MQV has been standardized by IEEE P1363 (specified in P1363 2000, and amended in P1363a 2004), but it does not involve hashing, and therefore can't provide an answer to the OP's question. HMQV standardization proposal has been submitted to IEEE, but it does not contain the specific details that @jww is asking for. I went through the relevant P1363 docs and have not found answers to the @jww's questions. If you think that those details (acceptable hash functions for HMQV, mapping between them and the allowed curves, method of conflict resolution if hash output size is greater or smaller than L) are provided there (and I just missed them) - please be so kind and post the exact reference (document name/number and the page number) here.
Now, since I did want to find the answer, and since Hugo Krawchyk is the author of HMQV, it seemed best to ask him directly. Here's what Hugo replied:
I assume the question refers to the hashing that results in the values d and e.
Let L denote log_2(q) where q is the order of the group.
There are two choices for the length of d and e.
They may be of full length L in which case I would take the output of the hash and reduce it mod q (resolving the issue of longer hash values, but truncation to L bits would also work).
Or, you can follow the optimization used in the HMQV paper where e and d are of length L/2, in this case the hash value is to be truncated to L/2 bits.
I would note that this L/2 optimization does not buy you anything if you optimize the multi-exponentiation to compute sigma in HMQV. Such optimized multi-exponentiation will cost the equivalent of 1.16 exponentiations even with a full size (i.e., L) values d and e. In this case I would not recommend using L/2 length for d and e but rather the full size L.
If the length of the hash is less than L but more than L/2 you can just use the output as is for the values d and e. But I would not recommend to use a hash function with less than L bits of output and definitely not one with less than L/2.
Hope this answers the question.
From the above I conclude:
- In your C++ code use the field element size (or rather the order of the group) as the decisive factor, and match/measure the supplied hash function against it.

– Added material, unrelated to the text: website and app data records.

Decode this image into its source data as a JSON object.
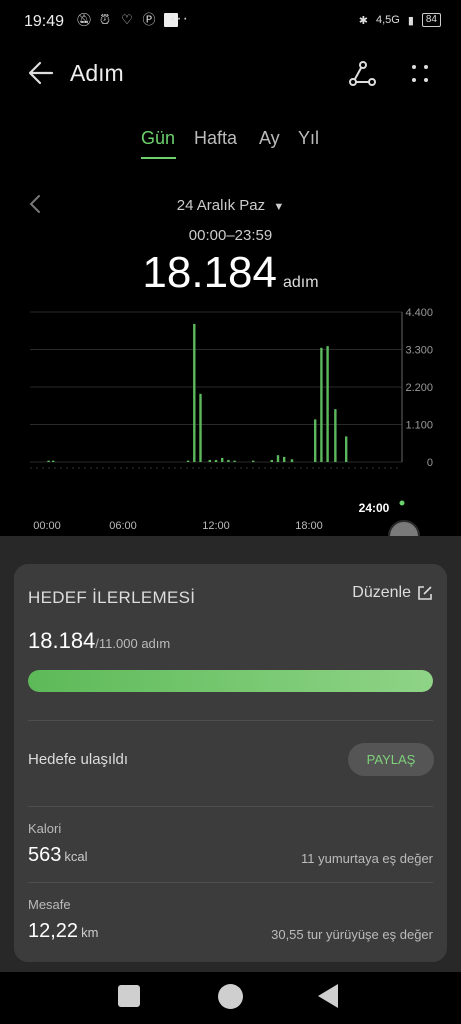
{
  "status_bar": {
    "time": "19:49",
    "more": "···",
    "network": "4,5G",
    "battery": "84"
  },
  "header": {
    "title": "Adım"
  },
  "tabs": [
    {
      "label": "Gün",
      "active": true
    },
    {
      "label": "Hafta",
      "active": false
    },
    {
      "label": "Ay",
      "active": false
    },
    {
      "label": "Yıl",
      "active": false
    }
  ],
  "date_nav": {
    "date": "24 Aralık Paz",
    "time_range": "00:00–23:59"
  },
  "summary": {
    "steps": "18.184",
    "unit": "adım"
  },
  "chart_data": {
    "type": "bar",
    "y_ticks": [
      "4.400",
      "3.300",
      "2.200",
      "1.100",
      "0"
    ],
    "x_ticks": [
      "00:00",
      "06:00",
      "12:00",
      "18:00"
    ],
    "end_label": "24:00",
    "ylim": [
      0,
      4400
    ],
    "x_unit": "hour",
    "bar_color": "#5cb85c",
    "values": [
      {
        "h": 1.2,
        "v": 40
      },
      {
        "h": 1.5,
        "v": 40
      },
      {
        "h": 10.2,
        "v": 40
      },
      {
        "h": 10.6,
        "v": 4050
      },
      {
        "h": 11.0,
        "v": 2000
      },
      {
        "h": 11.6,
        "v": 60
      },
      {
        "h": 12.0,
        "v": 60
      },
      {
        "h": 12.4,
        "v": 120
      },
      {
        "h": 12.8,
        "v": 60
      },
      {
        "h": 13.2,
        "v": 40
      },
      {
        "h": 14.4,
        "v": 40
      },
      {
        "h": 15.6,
        "v": 60
      },
      {
        "h": 16.0,
        "v": 200
      },
      {
        "h": 16.4,
        "v": 150
      },
      {
        "h": 16.9,
        "v": 80
      },
      {
        "h": 18.4,
        "v": 1250
      },
      {
        "h": 18.8,
        "v": 3350
      },
      {
        "h": 19.2,
        "v": 3400
      },
      {
        "h": 19.7,
        "v": 1550
      },
      {
        "h": 20.4,
        "v": 750
      }
    ]
  },
  "goal": {
    "title": "HEDEF İLERLEMESİ",
    "edit_label": "Düzenle",
    "current": "18.184",
    "target_text": "/11.000 adım",
    "progress": 1.0,
    "reached_label": "Hedefe ulaşıldı",
    "share_label": "PAYLAŞ"
  },
  "stats": [
    {
      "label": "Kalori",
      "value": "563",
      "unit": "kcal",
      "equivalent": "11 yumurtaya eş değer"
    },
    {
      "label": "Mesafe",
      "value": "12,22",
      "unit": "km",
      "equivalent": "30,55 tur yürüyüşe eş değer"
    }
  ],
  "colors": {
    "accent": "#6cd06c",
    "background": "#000000",
    "card": "#3c3c3c"
  }
}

- If the hash output size that your caller provided is at least as big as L, use it and truncate its output if/when needed.
- If the hash output size is less that L, probably still allow it (maybe the caller did know what he's doing) as long as it is greater than L/2.
- If the supplied hash is smaller than (or equal to) L/2, refuse to instantiate the object and throw an exception.
This approach should apply to FHMQV as well.